Records to process.

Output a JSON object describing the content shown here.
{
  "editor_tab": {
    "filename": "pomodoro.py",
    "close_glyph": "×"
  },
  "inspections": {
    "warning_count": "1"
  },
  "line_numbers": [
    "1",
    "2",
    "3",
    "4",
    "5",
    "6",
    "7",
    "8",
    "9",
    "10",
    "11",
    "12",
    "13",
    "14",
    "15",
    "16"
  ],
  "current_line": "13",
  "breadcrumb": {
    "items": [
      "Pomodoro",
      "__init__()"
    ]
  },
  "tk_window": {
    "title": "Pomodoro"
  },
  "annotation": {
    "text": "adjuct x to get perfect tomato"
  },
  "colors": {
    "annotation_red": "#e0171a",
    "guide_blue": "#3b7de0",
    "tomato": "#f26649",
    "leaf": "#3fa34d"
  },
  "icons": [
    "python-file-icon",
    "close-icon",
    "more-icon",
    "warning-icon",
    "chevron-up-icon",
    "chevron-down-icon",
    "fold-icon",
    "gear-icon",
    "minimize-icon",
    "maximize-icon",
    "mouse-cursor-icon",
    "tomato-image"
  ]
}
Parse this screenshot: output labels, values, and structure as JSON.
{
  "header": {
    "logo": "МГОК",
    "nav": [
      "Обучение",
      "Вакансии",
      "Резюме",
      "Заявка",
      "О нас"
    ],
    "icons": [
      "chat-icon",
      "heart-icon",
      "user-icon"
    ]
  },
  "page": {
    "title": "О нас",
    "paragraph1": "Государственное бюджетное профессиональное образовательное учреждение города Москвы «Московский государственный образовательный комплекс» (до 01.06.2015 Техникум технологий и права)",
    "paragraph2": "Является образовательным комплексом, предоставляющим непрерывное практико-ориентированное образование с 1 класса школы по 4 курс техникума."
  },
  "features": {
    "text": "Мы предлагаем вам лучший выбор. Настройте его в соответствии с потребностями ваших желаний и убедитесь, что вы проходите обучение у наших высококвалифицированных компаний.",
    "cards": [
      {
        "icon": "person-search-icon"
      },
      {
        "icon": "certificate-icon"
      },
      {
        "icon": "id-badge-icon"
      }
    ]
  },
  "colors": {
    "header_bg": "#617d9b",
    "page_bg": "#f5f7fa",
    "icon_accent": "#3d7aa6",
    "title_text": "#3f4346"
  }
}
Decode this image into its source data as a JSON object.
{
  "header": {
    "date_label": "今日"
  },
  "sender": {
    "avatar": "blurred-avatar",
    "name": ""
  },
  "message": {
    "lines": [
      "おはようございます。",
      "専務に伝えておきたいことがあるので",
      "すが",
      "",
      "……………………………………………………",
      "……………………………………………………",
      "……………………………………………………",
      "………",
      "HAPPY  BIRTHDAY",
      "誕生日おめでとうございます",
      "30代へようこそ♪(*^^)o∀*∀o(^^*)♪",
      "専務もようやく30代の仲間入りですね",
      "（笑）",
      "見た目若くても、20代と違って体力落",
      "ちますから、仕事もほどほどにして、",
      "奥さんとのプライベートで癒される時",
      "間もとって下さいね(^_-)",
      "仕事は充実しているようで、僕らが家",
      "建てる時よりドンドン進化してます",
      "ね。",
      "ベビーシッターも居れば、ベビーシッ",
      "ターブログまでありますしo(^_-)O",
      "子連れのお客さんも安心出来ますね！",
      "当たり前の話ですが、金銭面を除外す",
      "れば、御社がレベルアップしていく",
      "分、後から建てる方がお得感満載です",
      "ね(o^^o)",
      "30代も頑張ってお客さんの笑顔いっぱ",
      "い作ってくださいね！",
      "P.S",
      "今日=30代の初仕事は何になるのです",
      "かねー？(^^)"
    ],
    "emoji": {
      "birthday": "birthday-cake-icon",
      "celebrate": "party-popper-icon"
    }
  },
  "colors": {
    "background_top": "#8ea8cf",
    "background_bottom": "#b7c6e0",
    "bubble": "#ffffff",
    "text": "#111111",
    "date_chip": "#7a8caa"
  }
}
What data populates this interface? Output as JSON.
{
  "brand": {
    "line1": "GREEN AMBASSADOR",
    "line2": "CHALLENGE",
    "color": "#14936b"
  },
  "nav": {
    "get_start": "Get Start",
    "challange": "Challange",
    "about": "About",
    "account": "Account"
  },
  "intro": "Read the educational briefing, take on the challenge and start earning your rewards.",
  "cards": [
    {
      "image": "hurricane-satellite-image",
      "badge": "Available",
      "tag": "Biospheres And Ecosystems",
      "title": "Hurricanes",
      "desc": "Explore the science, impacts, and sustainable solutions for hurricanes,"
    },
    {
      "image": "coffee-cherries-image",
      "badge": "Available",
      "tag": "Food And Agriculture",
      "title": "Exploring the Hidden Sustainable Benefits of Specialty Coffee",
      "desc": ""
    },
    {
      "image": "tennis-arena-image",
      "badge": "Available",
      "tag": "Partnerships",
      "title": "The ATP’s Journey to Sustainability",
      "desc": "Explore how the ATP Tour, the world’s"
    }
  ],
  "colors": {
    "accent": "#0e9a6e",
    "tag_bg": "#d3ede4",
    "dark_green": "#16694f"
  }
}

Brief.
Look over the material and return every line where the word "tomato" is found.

Response for this exercise.
    "text": "adjuct x to get perfect tomato"
    "tomato": "#f26649",
    "tomato-image"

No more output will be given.